I first heard about Amanda Palmer through Neil Gaiman. It was just before the Christchurch earthquake hit that I got my first album of hers. One was certainly not enough and my love for her music just grew.
Not long after this, Ollie was crushed in his building, and during his long recovery, Amanda Palmer became my solace. I nursed him back to health while listening to her music. I received visitors and well wishers, cards, flowers and meals and I helped him shower, helped him dress, fed him and reminded him to take his medicine with her words in my ear. Ollie did not want a nurse, even though he was entitled to one. So I gave up work and spent 3 months at home with him while he relearned how to walk and how to take care of himself. It was long, and sometimes really difficult, but ultimately it was what I wanted and needed to do for him, and what he needed me to do too.
I listened to her music while EQC came to assess the minor damage to our house. I remember the two men who came vividly. The older of the two, in his late 50′s was enthralled by her voice. He kept stopping to listen and asked me who she was. He wrote down her name and said he planned to go buy the album when he finished up that day. By this stage, I was following all her social media sites and had fallen in love with not just her voice, but who she was and what she stood for. It felt good to share someone that had helped me so much, with someone else.
Music has always been the most driving force in my life. I am a lyrics person and I listen to music that speaks to me and my beliefs, and who I am. I look for connection, and understanding because I quite often feel like I’m alone. I know I’m not of course, but I bond very deeply with music because of this. It’s my religion in a sense. Songs are my sermons. They give me hope when I need it most.
In the two years following the earthquake, Ollie and I decided it was time to leave Christchurch behind and move to Australia. To leave behind all that we’d been through together in that city, now buried along with people we loved. It was not an easy decision to make, but it was the right one – for both of us. Watching your husband startle awake in the dark, crying out when another quake brings back those memories is heartbreaking. We chose Adelaide, because a lot of his family are here, and it felt like the right place.
I am always up for a challenge, and I love to travel. I also love his family, so it was not a big deal for me to do this, but the more we thought and planned, the more I ached to leave the place that had been my home for the past 15 years. A place that had fallen down around us and changed our lives irrevocably. I spent a lot of time soul searching in the 6 months previous to our leaving. A lot of time walking through places I’d come to love, all changed now, broken if not gone completely, alone with my headphones on listening to Theatre Is Evil.

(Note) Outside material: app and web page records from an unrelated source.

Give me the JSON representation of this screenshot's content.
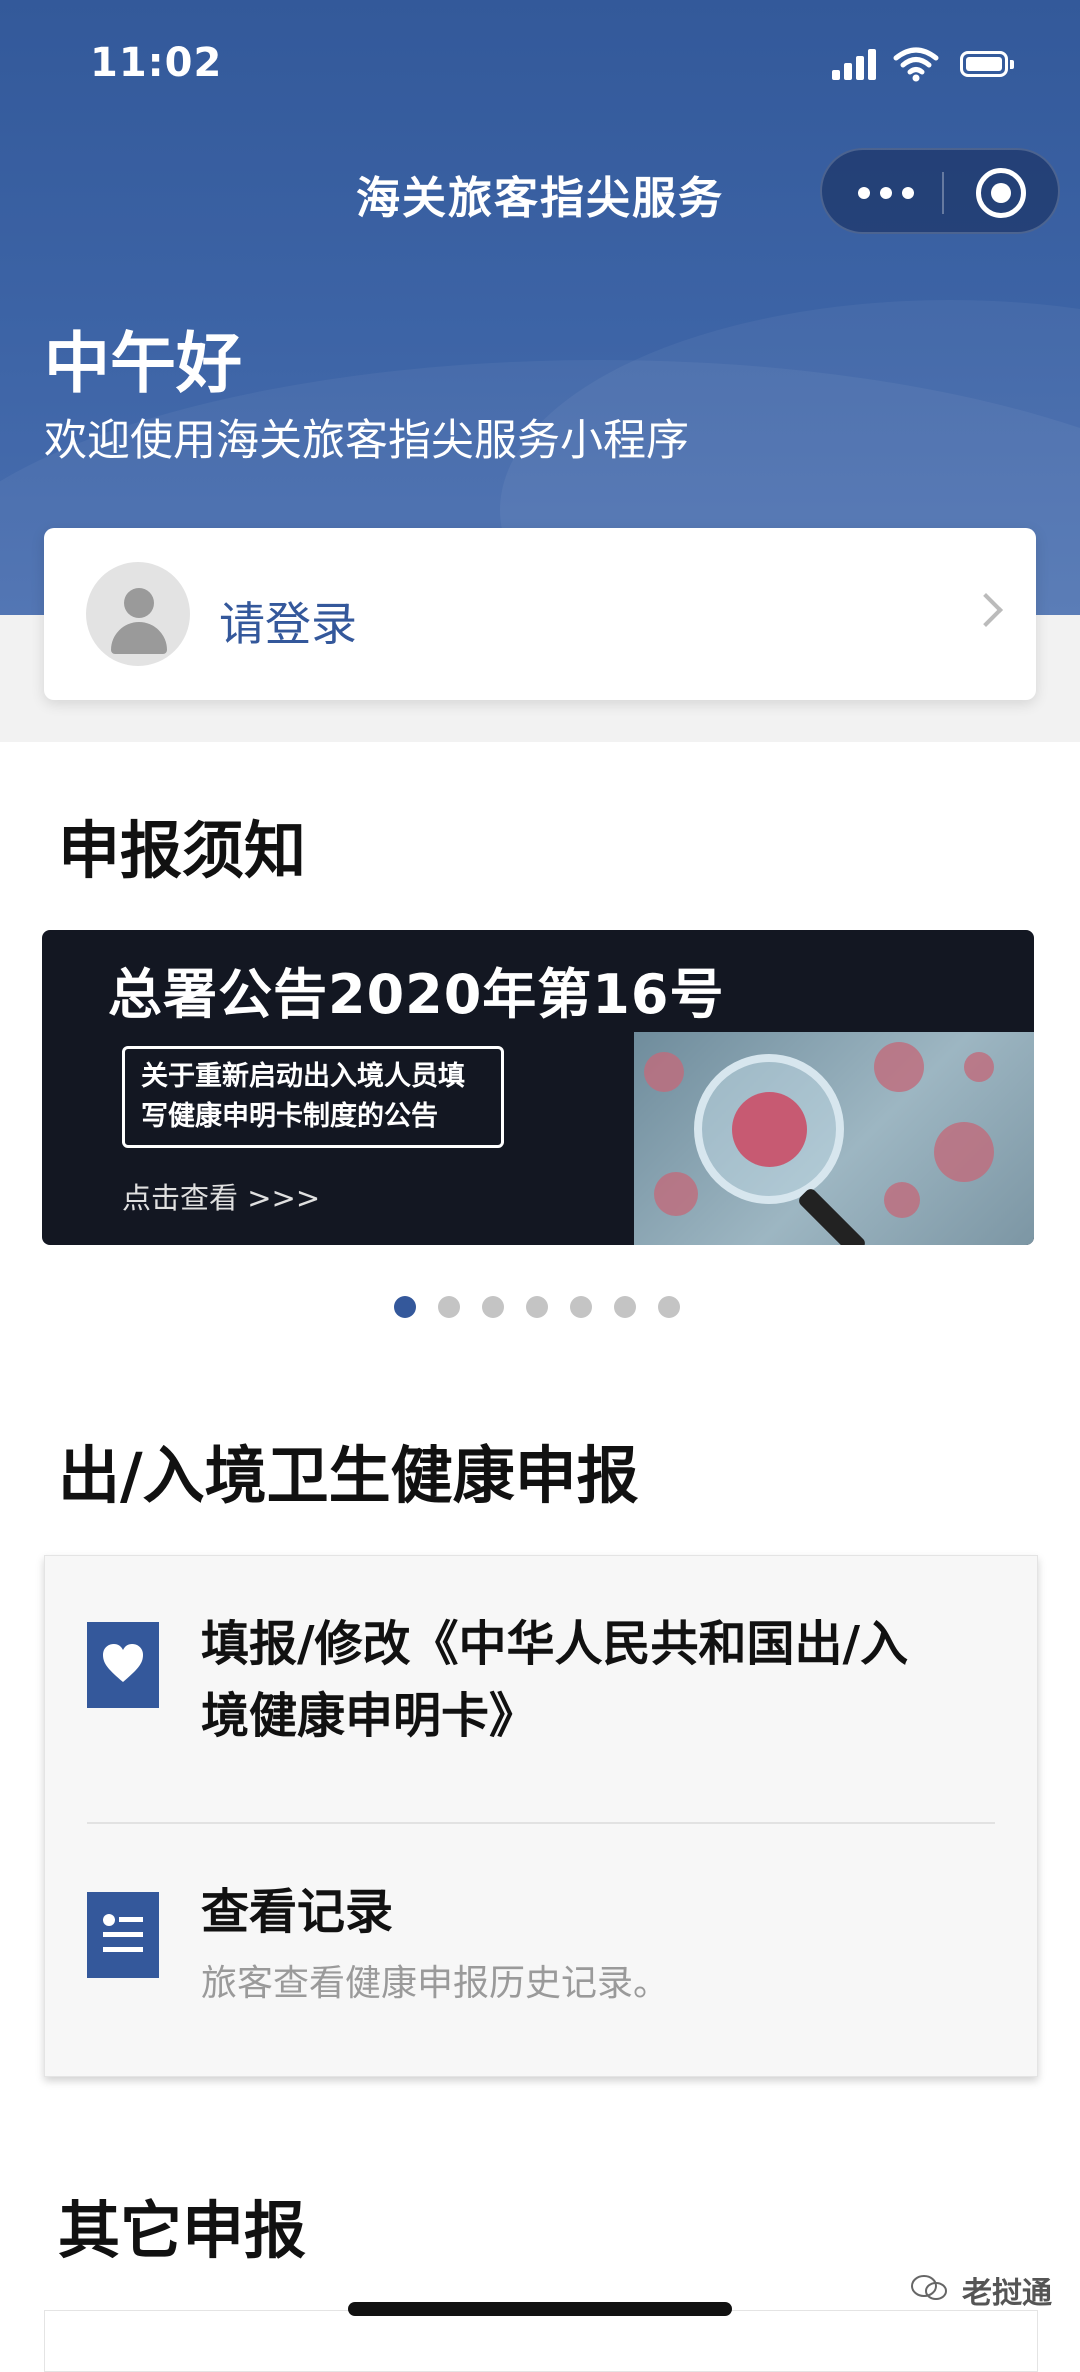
{
  "status_bar": {
    "time": "11:02"
  },
  "nav": {
    "title": "海关旅客指尖服务"
  },
  "hero": {
    "greeting": "中午好",
    "welcome": "欢迎使用海关旅客指尖服务小程序"
  },
  "login": {
    "label": "请登录"
  },
  "notice": {
    "section_title": "申报须知",
    "banner": {
      "title": "总署公告2020年第16号",
      "box_line1": "关于重新启动出入境人员填",
      "box_line2": "写健康申明卡制度的公告",
      "cta": "点击查看 >>>"
    },
    "carousel": {
      "total": 7,
      "active_index": 0
    }
  },
  "health": {
    "section_title": "出/入境卫生健康申报",
    "items": [
      {
        "title_line1": "填报/修改《中华人民共和国出/入",
        "title_line2": "境健康申明卡》",
        "icon": "heart-icon"
      },
      {
        "title": "查看记录",
        "subtitle": "旅客查看健康申报历史记录。",
        "icon": "record-list-icon"
      }
    ]
  },
  "other": {
    "section_title": "其它申报"
  },
  "watermark": {
    "text": "老挝通"
  },
  "colors": {
    "primary": "#34589b",
    "header": "#3d64a6"
  }
}
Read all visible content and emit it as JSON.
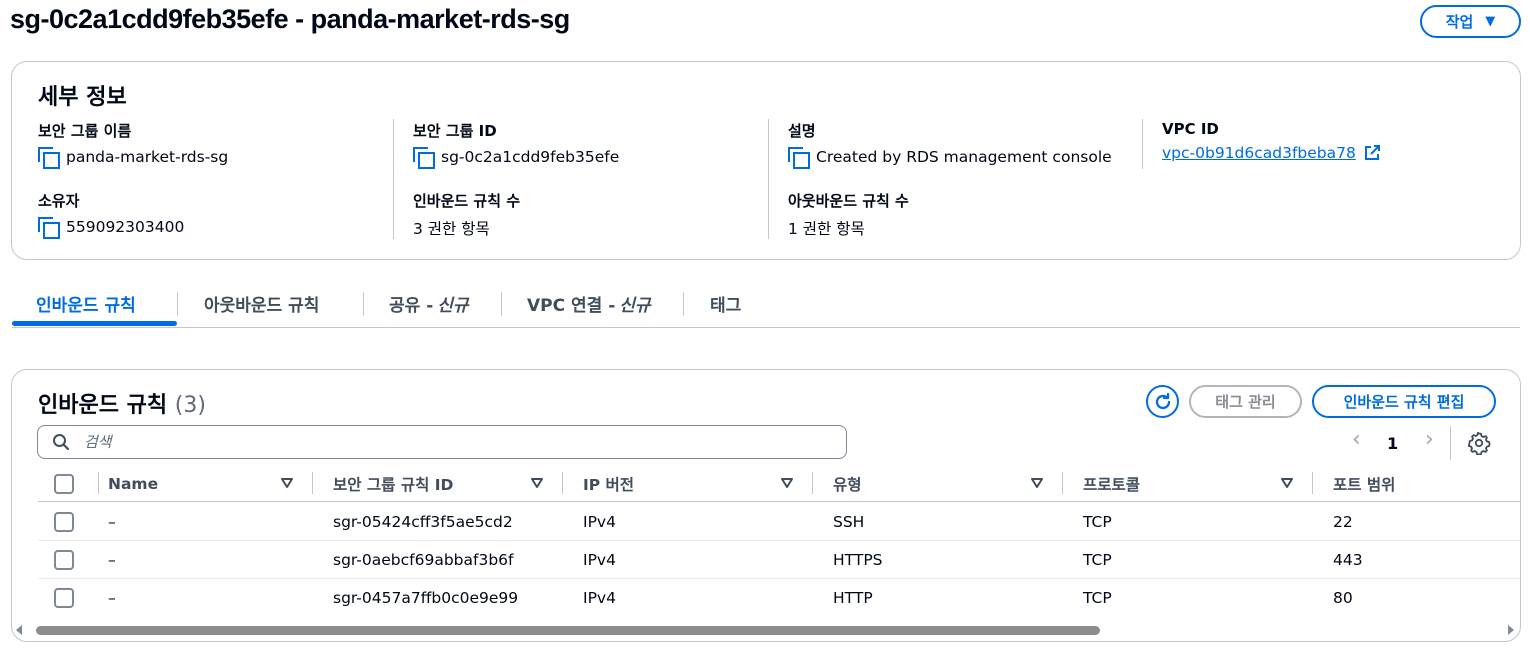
{
  "page": {
    "title": "sg-0c2a1cdd9feb35efe - panda-market-rds-sg",
    "actions_label": "작업",
    "actions_caret": "▼"
  },
  "details": {
    "title": "세부 정보",
    "fields": {
      "sg_name": {
        "label": "보안 그룹 이름",
        "value": "panda-market-rds-sg"
      },
      "sg_id": {
        "label": "보안 그룹 ID",
        "value": "sg-0c2a1cdd9feb35efe"
      },
      "description": {
        "label": "설명",
        "value": "Created by RDS management console"
      },
      "vpc_id": {
        "label": "VPC ID",
        "value": "vpc-0b91d6cad3fbeba78"
      },
      "owner": {
        "label": "소유자",
        "value": "559092303400"
      },
      "inbound_count": {
        "label": "인바운드 규칙 수",
        "value": "3 권한 항목"
      },
      "outbound_count": {
        "label": "아웃바운드 규칙 수",
        "value": "1 권한 항목"
      }
    }
  },
  "tabs": [
    {
      "label": "인바운드 규칙",
      "suffix": ""
    },
    {
      "label": "아웃바운드 규칙",
      "suffix": ""
    },
    {
      "label": "공유 -",
      "suffix": "신규"
    },
    {
      "label": "VPC 연결 -",
      "suffix": "신규"
    },
    {
      "label": "태그",
      "suffix": ""
    }
  ],
  "active_tab": "인바운드 규칙",
  "rules": {
    "title": "인바운드 규칙",
    "count": "(3)",
    "manage_tags_label": "태그 관리",
    "edit_label": "인바운드 규칙 편집",
    "search_placeholder": "검색",
    "pagination": {
      "prev": "‹",
      "page": "1",
      "next": "›"
    },
    "columns": [
      "Name",
      "보안 그룹 규칙 ID",
      "IP 버전",
      "유형",
      "프로토콜",
      "포트 범위"
    ],
    "rows": [
      {
        "name": "–",
        "rule_id": "sgr-05424cff3f5ae5cd2",
        "ip_version": "IPv4",
        "type": "SSH",
        "protocol": "TCP",
        "port_range": "22"
      },
      {
        "name": "–",
        "rule_id": "sgr-0aebcf69abbaf3b6f",
        "ip_version": "IPv4",
        "type": "HTTPS",
        "protocol": "TCP",
        "port_range": "443"
      },
      {
        "name": "–",
        "rule_id": "sgr-0457a7ffb0c0e9e99",
        "ip_version": "IPv4",
        "type": "HTTP",
        "protocol": "TCP",
        "port_range": "80"
      }
    ]
  },
  "colors": {
    "accent": "#006ce0",
    "text": "#000716",
    "border": "#c6c6cd",
    "disabled": "#8c8c94"
  },
  "icons": [
    "copy-icon",
    "external-link-icon",
    "refresh-icon",
    "search-icon",
    "settings-icon",
    "sort-icon",
    "chevron-left-icon",
    "chevron-right-icon"
  ]
}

I remember hearing about how Amanda had come to Christchurch after the quakes and put on a free concert. I had not been able to go – for obvious reasons.
No one really ever came to Christchurch, and no one EVER went to my hometown, so I am not particularly concert savvy at all. When we moved to Adelaide though, all these concerts opened up right here in our city and Amanda was one of them! I bought my tickets as soon as they went on sale and counted down the weeks until she’d be here.
It has been at least 15 years since I have been in a mosh pit. I wasn’t exactly sure that’s where I wanted to be until the concert started. The opening acts were so fantastic and funny and the crowd was gentle. No one pushed or shoved and very few people tried to sneak in in front of you. At least, until Amanda got on the stage. She came down into the crowd immediately, and they all surged towards her like a human wave. At one point, I had her back pressed against me, and then she was gone, lifted high overhead and passed from hand to hand through the crowd and back on stage.
I had gone from five people from the stage to the third row. By the end of the concert I was at the front. The ebb and flow of people around me had pushed me up there. I’d forgotten how intense the feeling of being so close to people was. How deeply their feelings reflect your own and how you all become one part of something huge and warm and amazing. How suddenly, you’re not alone anymore, because the people with you are all there for the same reason you are. Because this musician has also touched a place in their hearts.
For me though, the most intense experience, was watching how much Amanda gave of herself. Without reserve. She held nothing back and put her full trust in the people who’d come to see her. She didn’t just give us her voice, she gave us her body, her soul and she trusted us to hold her and touch her and give her back again. I cannot imagine that kind of giving. Or that level of trust. Her faith in her fans inspired me so deeply. The entire concert was just one big party. It was inclusive and passionate and amazing. When we left, I couldn’t really find the words to describe how I felt. It was like being part of a surrealist dream. It’s taken me three days to figure out how to put this into words.
Seeing the woman who had helped keep you sane through her music during the toughest time of your life was incredible on it’s own. But seeing her give herself up, watching her climb into the crowd and trust us, watching her give her fans herself fully, watching her kiss them and be part of them was an experience that I needed so badly right then, that I just don’t really know how to describe it. She humanised herself in a way that so few artists do.
I love you Amanda, you’re amazing. Thank you for being such a wonderful inspiration. Thank you for your music, for your humanity, your humour and your humility. Thank you for helping me when I needed you most. Thank you for your understanding and your trust and for the selfless love you give back to your fans. You give me hope and because of you, I am writing again.